Now think about the one thing that could happen to your business that you could not recover from. The one thing that, if it happens, has a greater than 60% chance of putting you out of business for good – data loss. While fire and flood might affect you, it is much more likely that hardware failure or simple human error will be the root cause of a devastating loss of data. So, do you have a backup and disaster recovery plan?
Even if you have done things right and ensured that data is stored centrally on a server and not on end users computers, your critical financial, inventory, project work and/or customer data sits on thin magnetic platters spinning at 10,000 rpm. Users require the ability to read, write and modify databases, documents and financial information in order to do their day to day work. Your business may be a simple mechanical failure or accidental press of the delete key away from irrecoverable loss.
How to Protect Your Data
The only way to protect your business and in turn your livelihood is to prepare for the worst by implementing, utilizing and testing a reliable, proven data backup solution that supports disaster recovery and a business continuity plan.

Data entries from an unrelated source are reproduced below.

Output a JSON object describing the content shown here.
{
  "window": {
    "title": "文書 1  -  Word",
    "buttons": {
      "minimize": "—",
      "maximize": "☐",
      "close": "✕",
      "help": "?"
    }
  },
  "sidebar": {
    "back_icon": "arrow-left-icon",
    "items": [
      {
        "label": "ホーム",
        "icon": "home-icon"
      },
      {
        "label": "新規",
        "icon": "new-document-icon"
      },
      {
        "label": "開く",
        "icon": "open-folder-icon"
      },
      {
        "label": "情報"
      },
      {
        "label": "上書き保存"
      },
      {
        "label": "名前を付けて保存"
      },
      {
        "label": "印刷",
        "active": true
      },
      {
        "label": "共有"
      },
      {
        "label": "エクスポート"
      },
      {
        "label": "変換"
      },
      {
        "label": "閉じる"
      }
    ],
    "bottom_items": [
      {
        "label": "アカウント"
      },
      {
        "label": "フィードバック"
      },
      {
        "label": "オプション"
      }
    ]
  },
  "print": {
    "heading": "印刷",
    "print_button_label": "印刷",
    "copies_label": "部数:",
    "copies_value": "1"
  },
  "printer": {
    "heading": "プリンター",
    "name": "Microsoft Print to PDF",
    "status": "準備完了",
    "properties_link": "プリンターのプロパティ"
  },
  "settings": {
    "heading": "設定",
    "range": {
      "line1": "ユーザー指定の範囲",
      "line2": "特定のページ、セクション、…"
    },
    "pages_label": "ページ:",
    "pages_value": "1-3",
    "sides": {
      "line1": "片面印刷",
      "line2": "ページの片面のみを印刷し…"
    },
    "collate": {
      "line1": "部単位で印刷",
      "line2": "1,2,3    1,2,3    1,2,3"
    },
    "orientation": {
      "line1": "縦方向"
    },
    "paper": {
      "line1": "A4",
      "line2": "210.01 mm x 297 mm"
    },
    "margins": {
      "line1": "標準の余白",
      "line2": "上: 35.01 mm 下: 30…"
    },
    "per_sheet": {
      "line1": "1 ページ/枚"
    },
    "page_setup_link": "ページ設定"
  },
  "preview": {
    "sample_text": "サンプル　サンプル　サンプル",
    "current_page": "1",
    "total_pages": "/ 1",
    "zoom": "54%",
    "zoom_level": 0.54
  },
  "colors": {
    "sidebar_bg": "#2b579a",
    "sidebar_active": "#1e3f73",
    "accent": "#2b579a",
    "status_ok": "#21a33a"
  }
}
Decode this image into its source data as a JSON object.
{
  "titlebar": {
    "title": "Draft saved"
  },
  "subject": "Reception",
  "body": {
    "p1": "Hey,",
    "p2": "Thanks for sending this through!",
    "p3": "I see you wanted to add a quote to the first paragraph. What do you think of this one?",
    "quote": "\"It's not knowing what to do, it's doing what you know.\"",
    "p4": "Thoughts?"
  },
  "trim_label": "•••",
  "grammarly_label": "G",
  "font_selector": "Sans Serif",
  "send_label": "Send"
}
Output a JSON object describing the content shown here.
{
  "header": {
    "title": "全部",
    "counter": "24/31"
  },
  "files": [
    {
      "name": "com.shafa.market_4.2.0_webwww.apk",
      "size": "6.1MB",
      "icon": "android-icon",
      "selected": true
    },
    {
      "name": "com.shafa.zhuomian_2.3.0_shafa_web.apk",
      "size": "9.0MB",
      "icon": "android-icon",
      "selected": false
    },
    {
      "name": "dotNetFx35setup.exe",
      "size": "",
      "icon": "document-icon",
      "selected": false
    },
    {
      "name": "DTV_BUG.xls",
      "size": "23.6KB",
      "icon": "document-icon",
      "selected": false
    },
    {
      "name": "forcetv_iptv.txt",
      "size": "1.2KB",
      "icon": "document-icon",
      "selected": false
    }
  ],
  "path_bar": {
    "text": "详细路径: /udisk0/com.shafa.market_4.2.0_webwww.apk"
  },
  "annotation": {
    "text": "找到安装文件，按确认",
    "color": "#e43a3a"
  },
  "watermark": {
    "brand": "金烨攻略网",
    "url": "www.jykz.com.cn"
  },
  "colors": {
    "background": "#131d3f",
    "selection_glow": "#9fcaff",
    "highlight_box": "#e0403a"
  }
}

But this is not a simple as it sounds.
Data backup solutions have come in many shapes and sizes over the years. The most common solution has been a tape drive, in fact many business still use these even though the technology has long since disappeared from our automobiles and home entertainment systems. Tapes are unreliable, expensive, have a limited shelf life and are slow – really slow.
Another common solution has been to use inexpensive USB connected hard disk drives. While much faster and more efficient than tapes, ensuring an offsite copy exists means taking a drive home with you. Think about the most recent privacy breaches in the news, many involved the loss of portable hard drives or storage devices. Have you ever lost or misplaced something? What if that something was all your company data?
An excellent and increasingly popular option for backups today are Web based “Cloud” backups. These are in fact a great solution, however they are not alone sufficient to protect your business. It is only when online network backups are combined with an effective software solution and onsite component that they become truly effective. Without the software and onsite components, you can recover your files and documents but the business continuity element is missing, to get your systems back online would require reinstalling your systems first, then restoring your data.
Ask These Questions to Protect Your Data Security
Your business relies on data to run. Loss of this data would be a devastating blow to your business and in turn your livelihood so understanding and having confidence in the backup solution that protects it is critical. Here are some simple questions to ask that will help you assess your risk, if the answer to any of the questions is yes, perhaps it is time to take a closer look at your small business data security.
- Are users saving their work on local hard drives?
- Do we use a tape drive to back up our data?
- Are multiple hard disk drives used as backup media?
- Do we use an online backup system that only includes day to day files?